Fortnite’s latest release is upon us, but millions of gamers who’ve enjoyed it on iPhones and other Apple devices won’t be able to play it as its creators at Epic Games are going head to head against Apple in a battle royale that’ll leave only one standing. Or so it seems.
Hyperbole aside, the makers of Fortnite have launched a real-world battle against Apple in a legal challenge that culminated in the release of a dramatic video mocking the creators of Apple with aesthetics cribbed from the company’s famous “1984” ad.
Epic Games isn’t afraid to throw its weight around, and it’s demanding an end to Apple’s cut of 30 percent for everything it sells on the App Store. Epic Games told Fortnite’s 350 million fans to circumvent Apple and spend their money outside the App Store by adding an in-app payment system in violation of its contract with Apple. In response, Apple banned Epic, and Epic sued Apple.
Epic Games then made a show of it by hosting an anti-Apple contest for its players and offered hats as an in-game prize with the word #FreeFortnite.
Game and software developers have always had an issue with Apple’s dominance of the app market, and they argue that the company’s steep cut hurts their bottom line. When you have an app and want to get it to market on the phone, you’ve only two options: Apple or Google. Operating in these closed ecosystems means that developers were forced to play by the rules set by the two companies, which includes taking a 30 percent cut from everything you sell.
Speaking at a congressional hearing in Washington last month, Apple CEO Tim Cook defended the practice by stating that when they first entered the app store market, the cost of distributing software was 50 percent to 70 percent. The company, he says, took a hit by cutting the rate in half and held it at the same level since then.
While it’s true that shipping products out to stores costs money, digital downloads cost a fraction of that. With both bandwidth and space becoming a much cheaper commodity in the current year, Epic Games and other developers argue times have changed and digital downloads, like the ones they produce, should not be taxed by Apple — or Google, for that matter, who Epic is also going up against.
Epic may have a point about Apple’s 30 percent fee, but the courts might not see it the same way given that Epic’s move to circumvent Apple by selling its products outside the store is effectively a breach of its contract with the App Store.

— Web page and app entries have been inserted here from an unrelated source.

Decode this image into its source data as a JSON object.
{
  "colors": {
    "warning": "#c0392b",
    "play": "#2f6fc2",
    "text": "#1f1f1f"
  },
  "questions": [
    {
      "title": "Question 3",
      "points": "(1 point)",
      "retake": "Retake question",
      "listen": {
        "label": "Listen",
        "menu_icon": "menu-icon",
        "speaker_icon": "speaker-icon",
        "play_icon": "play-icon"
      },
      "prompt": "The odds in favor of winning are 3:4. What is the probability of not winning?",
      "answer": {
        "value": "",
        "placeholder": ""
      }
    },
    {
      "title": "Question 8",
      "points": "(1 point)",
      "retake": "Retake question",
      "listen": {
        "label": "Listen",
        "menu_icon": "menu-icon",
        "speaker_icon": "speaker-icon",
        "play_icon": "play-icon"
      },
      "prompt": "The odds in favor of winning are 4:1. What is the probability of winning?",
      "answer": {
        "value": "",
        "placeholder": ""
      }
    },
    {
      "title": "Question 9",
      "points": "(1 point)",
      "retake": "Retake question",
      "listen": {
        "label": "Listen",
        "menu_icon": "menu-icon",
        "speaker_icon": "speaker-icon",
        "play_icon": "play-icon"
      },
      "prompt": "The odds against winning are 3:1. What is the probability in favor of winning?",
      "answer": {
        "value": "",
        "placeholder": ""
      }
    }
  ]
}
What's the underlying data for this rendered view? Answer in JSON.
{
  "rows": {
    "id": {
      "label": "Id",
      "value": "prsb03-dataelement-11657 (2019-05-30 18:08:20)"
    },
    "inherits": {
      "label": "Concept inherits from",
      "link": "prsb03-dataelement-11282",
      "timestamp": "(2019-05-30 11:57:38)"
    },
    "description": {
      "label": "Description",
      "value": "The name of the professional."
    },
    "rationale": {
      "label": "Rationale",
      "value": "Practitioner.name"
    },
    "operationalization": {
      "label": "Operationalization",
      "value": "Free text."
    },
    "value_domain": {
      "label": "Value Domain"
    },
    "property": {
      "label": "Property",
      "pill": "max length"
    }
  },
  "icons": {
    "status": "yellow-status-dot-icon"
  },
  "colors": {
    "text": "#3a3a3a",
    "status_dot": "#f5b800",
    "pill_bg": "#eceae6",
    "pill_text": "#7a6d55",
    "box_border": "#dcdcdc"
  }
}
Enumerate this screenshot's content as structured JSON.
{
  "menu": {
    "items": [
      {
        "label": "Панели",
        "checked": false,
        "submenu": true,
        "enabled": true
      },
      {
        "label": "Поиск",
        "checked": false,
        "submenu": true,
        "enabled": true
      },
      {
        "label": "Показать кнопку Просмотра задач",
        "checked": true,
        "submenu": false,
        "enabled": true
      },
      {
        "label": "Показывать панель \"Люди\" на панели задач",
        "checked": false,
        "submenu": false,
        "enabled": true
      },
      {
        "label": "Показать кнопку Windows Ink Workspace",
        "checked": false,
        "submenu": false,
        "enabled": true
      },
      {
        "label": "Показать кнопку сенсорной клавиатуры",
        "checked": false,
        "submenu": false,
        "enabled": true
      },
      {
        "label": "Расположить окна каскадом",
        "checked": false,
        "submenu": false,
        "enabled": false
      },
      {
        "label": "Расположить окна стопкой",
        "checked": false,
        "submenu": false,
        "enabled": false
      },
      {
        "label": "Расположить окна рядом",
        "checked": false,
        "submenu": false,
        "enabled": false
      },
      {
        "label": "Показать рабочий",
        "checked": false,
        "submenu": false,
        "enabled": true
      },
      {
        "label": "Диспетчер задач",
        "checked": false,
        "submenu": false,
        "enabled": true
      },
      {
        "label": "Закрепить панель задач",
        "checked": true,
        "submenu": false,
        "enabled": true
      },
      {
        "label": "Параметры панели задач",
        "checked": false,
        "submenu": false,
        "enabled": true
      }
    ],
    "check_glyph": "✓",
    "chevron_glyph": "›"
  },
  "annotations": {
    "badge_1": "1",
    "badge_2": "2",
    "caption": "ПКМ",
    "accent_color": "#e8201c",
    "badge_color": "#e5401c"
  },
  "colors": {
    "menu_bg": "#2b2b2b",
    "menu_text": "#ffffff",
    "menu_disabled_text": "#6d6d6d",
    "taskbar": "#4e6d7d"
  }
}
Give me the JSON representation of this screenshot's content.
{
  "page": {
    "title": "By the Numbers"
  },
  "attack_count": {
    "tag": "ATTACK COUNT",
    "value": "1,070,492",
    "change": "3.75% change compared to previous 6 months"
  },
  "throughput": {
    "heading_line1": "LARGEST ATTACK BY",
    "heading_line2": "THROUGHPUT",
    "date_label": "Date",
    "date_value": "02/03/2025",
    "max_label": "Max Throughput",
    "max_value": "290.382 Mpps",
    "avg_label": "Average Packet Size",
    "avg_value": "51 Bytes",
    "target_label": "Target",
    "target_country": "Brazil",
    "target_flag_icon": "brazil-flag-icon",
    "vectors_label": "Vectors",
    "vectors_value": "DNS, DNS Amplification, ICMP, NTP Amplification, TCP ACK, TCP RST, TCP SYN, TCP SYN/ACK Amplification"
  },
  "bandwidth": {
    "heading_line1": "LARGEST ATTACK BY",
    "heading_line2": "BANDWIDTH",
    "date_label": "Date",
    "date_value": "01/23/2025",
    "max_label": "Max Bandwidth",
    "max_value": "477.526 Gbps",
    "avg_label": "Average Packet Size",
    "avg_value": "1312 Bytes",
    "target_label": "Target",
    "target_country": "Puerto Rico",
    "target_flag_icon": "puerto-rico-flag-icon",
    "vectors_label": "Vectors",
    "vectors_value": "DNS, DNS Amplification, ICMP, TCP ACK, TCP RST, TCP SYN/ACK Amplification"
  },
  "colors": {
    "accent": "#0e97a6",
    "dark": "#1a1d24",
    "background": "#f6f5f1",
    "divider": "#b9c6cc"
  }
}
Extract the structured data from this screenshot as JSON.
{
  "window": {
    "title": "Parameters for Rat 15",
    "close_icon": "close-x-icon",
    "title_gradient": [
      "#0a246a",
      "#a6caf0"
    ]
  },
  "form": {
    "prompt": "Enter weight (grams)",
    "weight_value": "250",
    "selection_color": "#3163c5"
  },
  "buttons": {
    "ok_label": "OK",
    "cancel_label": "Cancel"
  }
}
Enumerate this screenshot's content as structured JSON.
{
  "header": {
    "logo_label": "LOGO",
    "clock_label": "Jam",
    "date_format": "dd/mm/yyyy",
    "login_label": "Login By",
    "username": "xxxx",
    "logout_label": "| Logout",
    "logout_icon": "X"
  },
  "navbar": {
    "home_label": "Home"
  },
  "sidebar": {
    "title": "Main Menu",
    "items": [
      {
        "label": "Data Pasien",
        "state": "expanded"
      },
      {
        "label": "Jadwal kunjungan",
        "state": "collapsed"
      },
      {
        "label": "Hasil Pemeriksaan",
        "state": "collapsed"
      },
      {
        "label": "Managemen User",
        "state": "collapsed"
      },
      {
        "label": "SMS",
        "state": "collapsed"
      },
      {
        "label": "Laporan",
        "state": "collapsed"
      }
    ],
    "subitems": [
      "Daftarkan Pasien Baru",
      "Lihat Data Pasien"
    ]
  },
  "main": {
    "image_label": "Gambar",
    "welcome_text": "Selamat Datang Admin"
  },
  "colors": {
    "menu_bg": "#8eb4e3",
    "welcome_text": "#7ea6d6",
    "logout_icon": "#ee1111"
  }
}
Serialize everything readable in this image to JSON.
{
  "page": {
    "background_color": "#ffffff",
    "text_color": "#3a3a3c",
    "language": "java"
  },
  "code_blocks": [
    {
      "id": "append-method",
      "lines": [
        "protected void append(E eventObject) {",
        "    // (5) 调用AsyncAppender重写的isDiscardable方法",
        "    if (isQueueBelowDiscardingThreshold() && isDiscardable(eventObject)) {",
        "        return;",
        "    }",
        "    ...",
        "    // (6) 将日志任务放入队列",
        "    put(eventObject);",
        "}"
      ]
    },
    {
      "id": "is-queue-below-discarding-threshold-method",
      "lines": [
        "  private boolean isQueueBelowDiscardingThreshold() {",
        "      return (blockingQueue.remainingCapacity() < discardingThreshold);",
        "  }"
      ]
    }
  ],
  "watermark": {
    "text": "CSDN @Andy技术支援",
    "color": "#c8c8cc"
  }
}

There have been further concerns that Apple’s ban on Epic would also affect numerous games that use Epic’s Unreal Engine. To that end, the courts partially sided with Epic, which just won a temporary restraining order to prohibit Apple from retaliating against them by terminating the developer account used to support its software.
“The Court finds that with respect to Epic Games’ motion as to its games, including Fortnite, Epic Games has not yet demonstrated irreparable harm. The current predicament appears of its own making,” Judge Yvonne Gonzalez Rogers declared, adding that Epic “strategically chose to breach its agreements with Apple.”
However, the court added that it was in everyone’s interest to maintain the status quo and has prohibited Apple from acting “severely” against Epic Games, which would impact third-party app developers and damage Epic as a whole.
“Epic Games and Apple are at liberty to litigate against each other, but their dispute should not create havoc to bystanders,” the judge wrote, agreeing with Epic that the fallout could cause “potential significant damage” to Epic’s Unreal Engine and the game industry at large. With that in mind, the judge granted relief for the Unreal Engine.
Regardless of how the case plays out in the coming year, fans of Fortnite can always play the game the way it was intended: on the Xbox, Nintendo, PlayStation, or PC—but for now, they won’t be able to play it on the go, or even on their Macbook until the courts sort it out.